As time goes on, however, you will need to do it less frequently. Once your buds have been curing for a month, it will only be necessary to burp your jars once a week.
Things to Look Out for When Burping
How often you need to open your jars depends on the amount of relative humidity (RH) that builds up inside. Optimum RH is between 55 and 60 percent. If you find the RH in your jars getting up to around 70 percent, you’ll want to air dry your buds before going any further.
Another sure sign that your buds were not sufficiently dried before curing is if you open a sealed jar for burping and get the distinct smell of ammonia. This is what anaerobic bacteria smells like when it is eating up your buds.
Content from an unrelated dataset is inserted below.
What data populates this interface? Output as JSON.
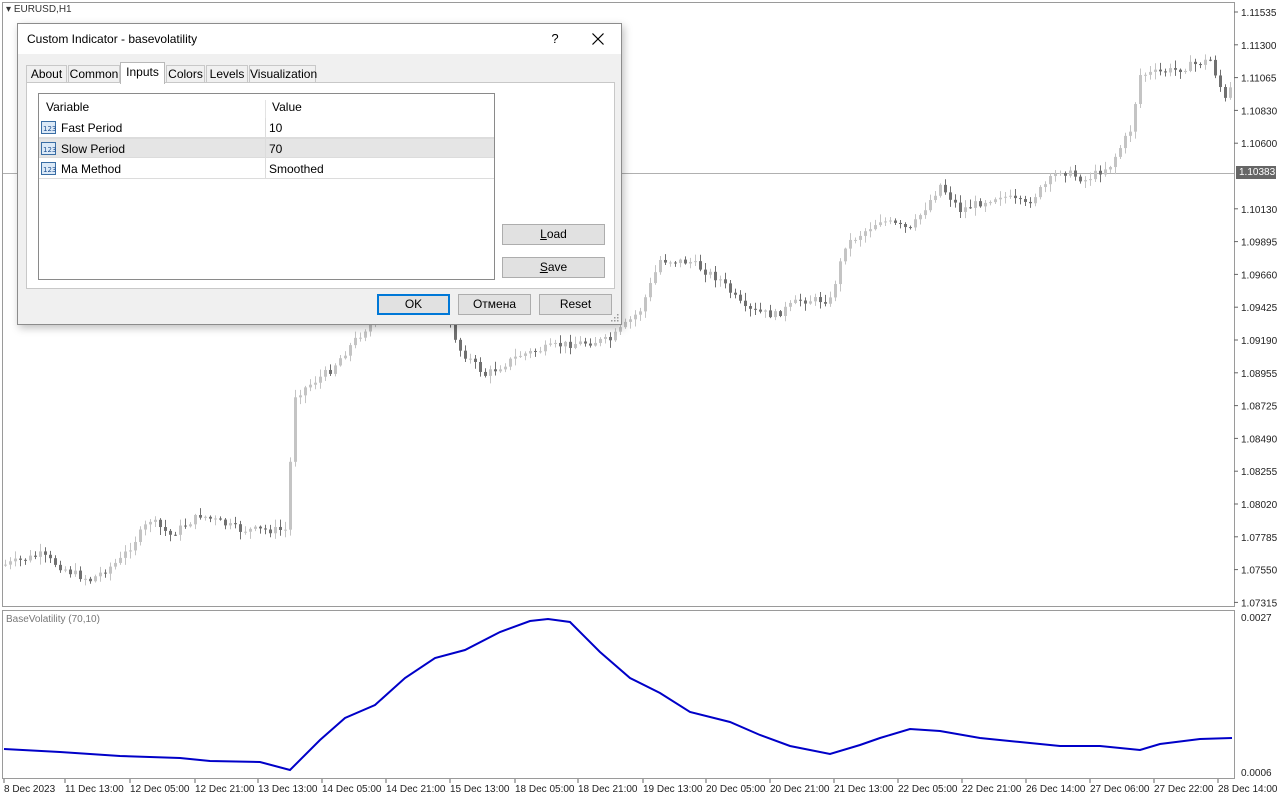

Leaving them to cure in this state will cause them to become moldy.
Alternatively, if you check your buds at the beginning of the curing process and find them to be a bit crunchy, check them again after a full day of curing. By then they should have lost some of this quality.
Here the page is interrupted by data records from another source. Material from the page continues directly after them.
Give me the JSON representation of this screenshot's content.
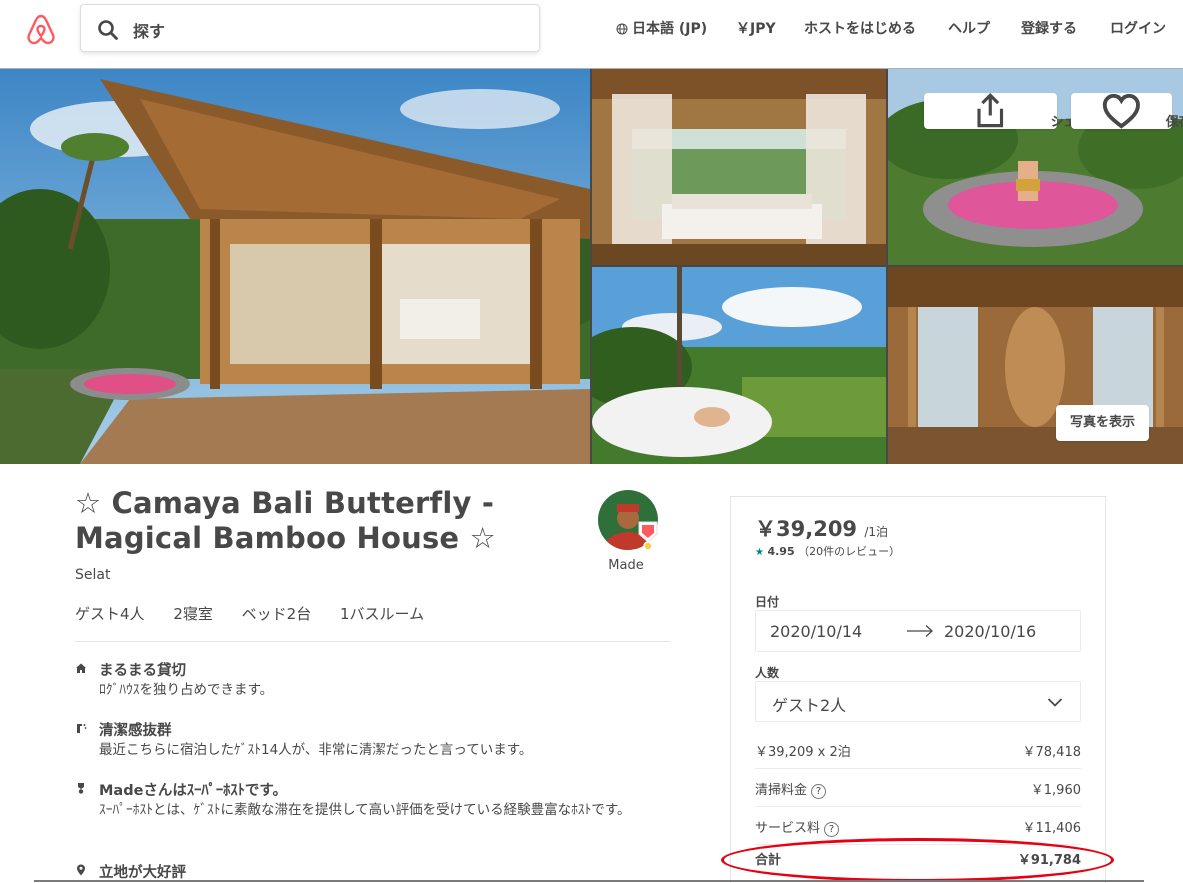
{
  "header": {
    "search_placeholder": "探す",
    "language": "日本語 (JP)",
    "currency": "￥JPY",
    "host": "ホストをはじめる",
    "help": "ヘルプ",
    "signup": "登録する",
    "login": "ログイン"
  },
  "photos": {
    "share_label": "シェアする",
    "save_label": "保存",
    "show_photos_label": "写真を表示"
  },
  "listing": {
    "title": "☆ Camaya Bali Butterfly - Magical Bamboo House ☆",
    "location": "Selat",
    "facts": [
      "ゲスト4人",
      "2寝室",
      "ベッド2台",
      "1バスルーム"
    ],
    "host_name": "Made",
    "highlights": [
      {
        "icon": "home-icon",
        "title": "まるまる貸切",
        "desc": "ﾛｸﾞﾊｳｽを独り占めできます。"
      },
      {
        "icon": "clean-icon",
        "title": "清潔感抜群",
        "desc": "最近こちらに宿泊したｹﾞｽﾄ14人が、非常に清潔だったと言っています。"
      },
      {
        "icon": "medal-icon",
        "title": "Madeさんはｽｰﾊﾟｰﾎｽﾄです。",
        "desc": "ｽｰﾊﾟｰﾎｽﾄとは、ｹﾞｽﾄに素敵な滞在を提供して高い評価を受けている経験豊富なﾎｽﾄです。"
      },
      {
        "icon": "location-pin-icon",
        "title": "立地が大好評",
        "desc": ""
      }
    ]
  },
  "booking": {
    "price": "￥39,209",
    "per_night": "/1泊",
    "rating": "4.95",
    "reviews": "（20件のレビュー）",
    "dates_label": "日付",
    "checkin": "2020/10/14",
    "checkout": "2020/10/16",
    "guests_label": "人数",
    "guests_value": "ゲスト2人",
    "line_items": [
      {
        "label": "￥39,209 x 2泊",
        "value": "￥78,418",
        "help": false
      },
      {
        "label": "清掃料金",
        "value": "￥1,960",
        "help": true
      },
      {
        "label": "サービス料",
        "value": "￥11,406",
        "help": true
      }
    ],
    "total_label": "合計",
    "total_value": "￥91,784",
    "help_glyph": "?"
  },
  "colors": {
    "brand": "#ff5a5f",
    "text": "#484848",
    "rating_star": "#008489",
    "highlight_ring": "#e60012"
  }
}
If they remain crunchy, you may need to rehydrate them with Boveda humidity control packs.
Some jars come with humidity sensors built into the lids for easy monitoring, but if you don’t have that kind, you can also buy them separately and place them inside your jars.
What is Jar Curing?
Jar curing is the tried-and-true method for increasing the drying time of weed to help ensure an even amount of moisture around the entire bud. Done right, it improves the aroma, flavor, and potency of your end product, leaving you with a smoother smoke.
Steps to Properly Jar Cure Cannabis
Jar curing is a vital process if you want the best taste, aroma, and potency from your buds. And that’s what it’s all about, isn’t it? Skipping these steps would be like running a long-distance race and then walking off the course just before the finish line. Don’t skip it!
Once your buds have been sufficiently dried and trimmed, place them loosely in a hermetically-sealed jar. Wide-mouthed Mason jars or Kilner canning jars are the go-to choices for most experienced growers.
Don’t overfill them. Rather, pack your jars about 2/3 full.
Make sure you store your jars in a cool, dark closet or another area free from direct sunlight. This will protect against mold forming as well as degradation of the THC content. Ideally, the temperature of the room should be about 70 degrees with about 60 to 65 percent humidity.
During the first week of the curing process, your buds will need to be aired out regularly. Some growers recommend opening each jar for about 5 to 10 minutes at least three times a day.
Other growers suggest just once a day but for a longer period of time from thirty minutes to an hour. Either way, in these early days of curing, you need to allow your buds ample opportunity to breathe on a daily basis while also creating optimal relative humidity inside the jar.
When you open the jar, shake the weed about gently. You can also spread it out on a newspaper to enable more moisture to escape.
Remember, the goal is to slowly remove moisture hidden in the center of your buds as that will improve its overall aroma, flavor and potency.
After the first week–some growers extend this process to two–you can let your buds sleep through a few nights (and days) without disturbing them. Opening your jars only every two to three days should be sufficient at this point.
After about three weeks, your weed should be ready for a smoke. However, this is where practicing a little more patience can pay off.
Extending the curing period for a few more weeks of slow drying will greatly improve the flavor, aroma, and potency of your product. Try it!
Growing marijuana is an adventure, but it can be easy to make a misstep anywhere in the process. Fortunately, there is a strong online community of growers and resources that can offer useful tips along the way.
The key is to be patient. Like anything new you learn, you’ll soon find that with a little hard work and dedication, your efforts should pay off.